Photo by Adam Stroud. 

The cast takes a bow after their stellar performance at the Factory Theatre on Thursday, April 3. Photo by Adam Stroud. The cast takes a bow after their stellar performance at the Factory Theatre on Thursday, April 3.

Adam Stroud
A&E Reporter

Last week, Humber comedy fans stepped into a time machine and bore witness to the history of comedy playing out in front of them.

The Humber Comedy Writing and Performance program held its annual Archival Shows to a series of packed houses at the Factory Theatre in downtown Toronto from April 3 – 6.

The shows were a mix a classic and contemporary comedy. The first act of each show was a retrospective of comedy sketches throughout the ages from Vaudeville, Abbott and Costello, Saturday Night Live and The Kids in the Hall. The Second act featured original sketches and stand-up routines from the students.

All the performing students were in their first year with varying levels of experience in front of an audience. Andrew Cholfe, 25, said he enjoyed the challenge of bringing the old sketches to life.

“I think it was more of a challenge to make Abbott and Costello funny again,” he said. “But, debuting our own material was more exciting than performing the famous stuff.”

Christal Bartelse, a professor of physical comedy in the program, directed Thursday’s show. She said the Archival Shows are great for comedy virgins to strengthen their creative muscles.

“It just gives them a huge opportunity to do a show…it gives them a chance to apply everything they’ve learned so far,” she said.

The comedy program has been doing these shows for years. Program Coordinator Andrew Clark said there is a good reason why they choose to do archival material rather than just original sketches. Clark said the students can learn a lot from the great masters of comedy.

“Its like driving in a really good car. Playing in a scene like ‘Who’s on First?’, you really get a sense of ‘this is how a good sketch works,’” he said.

At the end of the night on Thursday the cast was tired and sweaty and despite a few minor hiccups it was obvious everybody was proud of their accomplishment.

“I think it went really well. I’m surprised by everyone,” Chelsea Randall, 24, said. “Everybody just pulled it out of their back pocket and left it all on the stage. It was awesome.”

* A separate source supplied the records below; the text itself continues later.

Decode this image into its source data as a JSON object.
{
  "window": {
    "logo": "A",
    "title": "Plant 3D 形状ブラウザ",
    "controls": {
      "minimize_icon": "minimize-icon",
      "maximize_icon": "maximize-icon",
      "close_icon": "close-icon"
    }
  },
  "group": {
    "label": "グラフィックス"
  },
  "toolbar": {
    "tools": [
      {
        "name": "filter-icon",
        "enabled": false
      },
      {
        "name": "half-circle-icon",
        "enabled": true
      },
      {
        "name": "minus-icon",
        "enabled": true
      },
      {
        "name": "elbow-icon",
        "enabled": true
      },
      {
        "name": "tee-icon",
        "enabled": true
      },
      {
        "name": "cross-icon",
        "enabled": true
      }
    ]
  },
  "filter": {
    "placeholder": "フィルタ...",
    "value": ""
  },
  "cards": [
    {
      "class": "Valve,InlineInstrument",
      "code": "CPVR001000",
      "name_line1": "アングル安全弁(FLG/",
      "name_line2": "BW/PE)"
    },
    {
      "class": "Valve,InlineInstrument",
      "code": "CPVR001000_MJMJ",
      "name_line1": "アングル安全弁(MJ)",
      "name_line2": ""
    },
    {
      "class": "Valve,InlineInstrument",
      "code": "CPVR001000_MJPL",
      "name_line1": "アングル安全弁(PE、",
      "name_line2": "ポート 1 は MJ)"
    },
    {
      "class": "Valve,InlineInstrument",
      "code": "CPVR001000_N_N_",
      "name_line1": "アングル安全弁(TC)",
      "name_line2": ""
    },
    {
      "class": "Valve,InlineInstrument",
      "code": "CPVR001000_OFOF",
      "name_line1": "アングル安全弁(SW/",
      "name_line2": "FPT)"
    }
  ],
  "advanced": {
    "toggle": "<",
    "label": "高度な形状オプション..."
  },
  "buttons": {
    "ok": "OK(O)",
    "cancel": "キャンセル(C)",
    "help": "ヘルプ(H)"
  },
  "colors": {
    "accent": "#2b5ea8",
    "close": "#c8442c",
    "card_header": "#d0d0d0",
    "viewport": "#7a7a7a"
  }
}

For Humber comedy fans who were unable to make it to the Archival Shows, don’t fret. The Humber Comedy Writing and Performance Program will also be hosting Year-End Shows at Comedy Bar on Bloor Street from April 15 – 17.